Variant of the dual-beam measuring method that makes it possible to shift the zone of higher resolution from the lower to the upper end of the absorption scale.
When transmission values measured by the photometer are converted into absorption units (spectral absorbance), formation of the logarithm produces higher resolution at lower concentrations. If one wishes to measure and control high concentrations, the substitution method can be used to shift the better resolution to the range of higher concentrations by optical means. The following Figure compares the resulting scale (1) with classical absorption measurement (2).
The way the substitution method operates is based on reversing the roles of the measurement and reference beams: A neutral density filter of known absorption (compensator K) is inserted into the measuring beam (M), the flow cell into the reference beam (V). As a result, the measured reading arises not directly from the sample's transmission, as is usually the case, but from the ratio of the transmissions of the the compensator and the sample. The logarithmic conversion into absorption units yields the mirror image of the scale, thus shifting the range of higher resolution.
The absorbance of the compensator inserted into the measurement beam represents the highest possible measurable absorption of the sample.
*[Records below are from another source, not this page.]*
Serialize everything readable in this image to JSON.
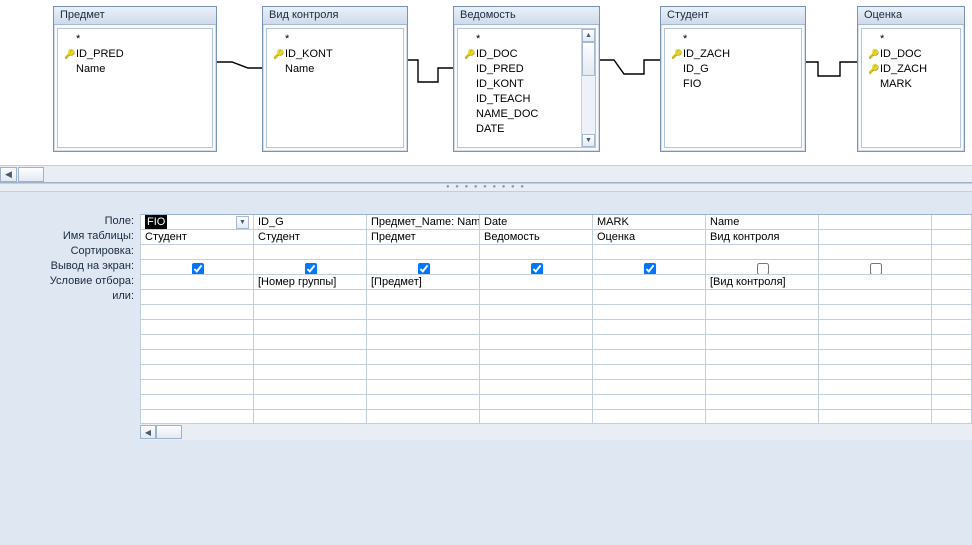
{
  "tables": {
    "predmet": {
      "title": "Предмет",
      "fields": [
        {
          "name": "*",
          "pk": false
        },
        {
          "name": "ID_PRED",
          "pk": true
        },
        {
          "name": "Name",
          "pk": false
        }
      ]
    },
    "vidkont": {
      "title": "Вид контроля",
      "fields": [
        {
          "name": "*",
          "pk": false
        },
        {
          "name": "ID_KONT",
          "pk": true
        },
        {
          "name": "Name",
          "pk": false
        }
      ]
    },
    "vedomost": {
      "title": "Ведомость",
      "fields": [
        {
          "name": "*",
          "pk": false
        },
        {
          "name": "ID_DOC",
          "pk": true
        },
        {
          "name": "ID_PRED",
          "pk": false
        },
        {
          "name": "ID_KONT",
          "pk": false
        },
        {
          "name": "ID_TEACH",
          "pk": false
        },
        {
          "name": "NAME_DOC",
          "pk": false
        },
        {
          "name": "DATE",
          "pk": false
        }
      ]
    },
    "student": {
      "title": "Студент",
      "fields": [
        {
          "name": "*",
          "pk": false
        },
        {
          "name": "ID_ZACH",
          "pk": true
        },
        {
          "name": "ID_G",
          "pk": false
        },
        {
          "name": "FIO",
          "pk": false
        }
      ]
    },
    "ocenka": {
      "title": "Оценка",
      "fields": [
        {
          "name": "*",
          "pk": false
        },
        {
          "name": "ID_DOC",
          "pk": true
        },
        {
          "name": "ID_ZACH",
          "pk": true
        },
        {
          "name": "MARK",
          "pk": false
        }
      ]
    }
  },
  "qbe": {
    "labels": {
      "field": "Поле:",
      "table": "Имя таблицы:",
      "sort": "Сортировка:",
      "show": "Вывод на экран:",
      "criteria": "Условие отбора:",
      "or": "или:"
    },
    "columns": [
      {
        "field": "FIO",
        "table": "Студент",
        "sort": "",
        "show": true,
        "criteria": "",
        "selected": true
      },
      {
        "field": "ID_G",
        "table": "Студент",
        "sort": "",
        "show": true,
        "criteria": "[Номер группы]"
      },
      {
        "field": "Предмет_Name: Nam",
        "table": "Предмет",
        "sort": "",
        "show": true,
        "criteria": "[Предмет]"
      },
      {
        "field": "Date",
        "table": "Ведомость",
        "sort": "",
        "show": true,
        "criteria": ""
      },
      {
        "field": "MARK",
        "table": "Оценка",
        "sort": "",
        "show": true,
        "criteria": ""
      },
      {
        "field": "Name",
        "table": "Вид контроля",
        "sort": "",
        "show": false,
        "criteria": "[Вид контроля]"
      },
      {
        "field": "",
        "table": "",
        "sort": "",
        "show": false,
        "criteria": ""
      }
    ]
  }
}
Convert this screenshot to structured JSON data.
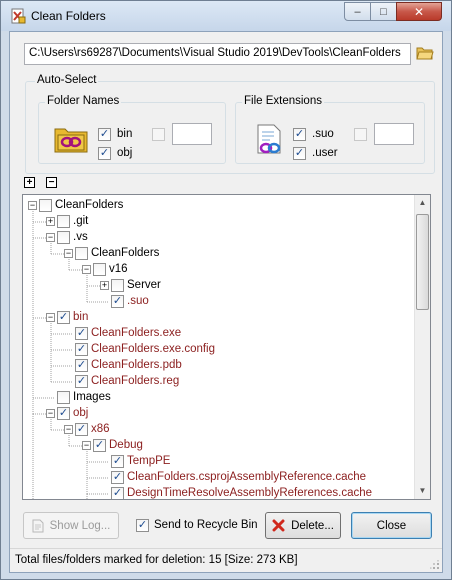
{
  "window": {
    "title": "Clean Folders",
    "minimize": "‒",
    "maximize": "□",
    "close": "✕"
  },
  "path": {
    "value": "C:\\Users\\rs69287\\Documents\\Visual Studio 2019\\DevTools\\CleanFolders"
  },
  "auto_select": {
    "label": "Auto-Select",
    "folder_names": {
      "label": "Folder Names",
      "items": [
        {
          "label": "bin",
          "checked": true
        },
        {
          "label": "obj",
          "checked": true
        }
      ],
      "custom_checked": false,
      "custom_value": ""
    },
    "file_extensions": {
      "label": "File Extensions",
      "items": [
        {
          "label": ".suo",
          "checked": true
        },
        {
          "label": ".user",
          "checked": true
        }
      ],
      "custom_checked": false,
      "custom_value": ""
    }
  },
  "tree_controls": {
    "expand_all": "+",
    "collapse_all": "−"
  },
  "tree": {
    "nodes": [
      {
        "label": "CleanFolders",
        "level": 0,
        "expander": "−",
        "checked": false,
        "marked": false
      },
      {
        "label": ".git",
        "level": 1,
        "expander": "+",
        "checked": false,
        "marked": false
      },
      {
        "label": ".vs",
        "level": 1,
        "expander": "−",
        "checked": false,
        "marked": false
      },
      {
        "label": "CleanFolders",
        "level": 2,
        "expander": "−",
        "checked": false,
        "marked": false
      },
      {
        "label": "v16",
        "level": 3,
        "expander": "−",
        "checked": false,
        "marked": false
      },
      {
        "label": "Server",
        "level": 4,
        "expander": "+",
        "checked": false,
        "marked": false
      },
      {
        "label": ".suo",
        "level": 4,
        "expander": "",
        "checked": true,
        "marked": true
      },
      {
        "label": "bin",
        "level": 1,
        "expander": "−",
        "checked": true,
        "marked": true
      },
      {
        "label": "CleanFolders.exe",
        "level": 2,
        "expander": "",
        "checked": true,
        "marked": true
      },
      {
        "label": "CleanFolders.exe.config",
        "level": 2,
        "expander": "",
        "checked": true,
        "marked": true
      },
      {
        "label": "CleanFolders.pdb",
        "level": 2,
        "expander": "",
        "checked": true,
        "marked": true
      },
      {
        "label": "CleanFolders.reg",
        "level": 2,
        "expander": "",
        "checked": true,
        "marked": true
      },
      {
        "label": "Images",
        "level": 1,
        "expander": "",
        "checked": false,
        "marked": false
      },
      {
        "label": "obj",
        "level": 1,
        "expander": "−",
        "checked": true,
        "marked": true
      },
      {
        "label": "x86",
        "level": 2,
        "expander": "−",
        "checked": true,
        "marked": true
      },
      {
        "label": "Debug",
        "level": 3,
        "expander": "−",
        "checked": true,
        "marked": true
      },
      {
        "label": "TempPE",
        "level": 4,
        "expander": "",
        "checked": true,
        "marked": true
      },
      {
        "label": "CleanFolders.csprojAssemblyReference.cache",
        "level": 4,
        "expander": "",
        "checked": true,
        "marked": true
      },
      {
        "label": "DesignTimeResolveAssemblyReferences.cache",
        "level": 4,
        "expander": "",
        "checked": true,
        "marked": true
      }
    ],
    "scroll_up": "▲",
    "scroll_down": "▼"
  },
  "buttons": {
    "show_log": "Show Log...",
    "send_to_recycle": "Send to Recycle Bin",
    "send_to_recycle_checked": true,
    "delete": "Delete...",
    "close": "Close"
  },
  "status": {
    "text": "Total files/folders marked for deletion: 15 [Size: 273 KB]"
  },
  "colors": {
    "marked_text": "#8b1e1e",
    "check_color": "#1d4b8f"
  }
}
The highest absorbance that can still be detected photometrically is 3.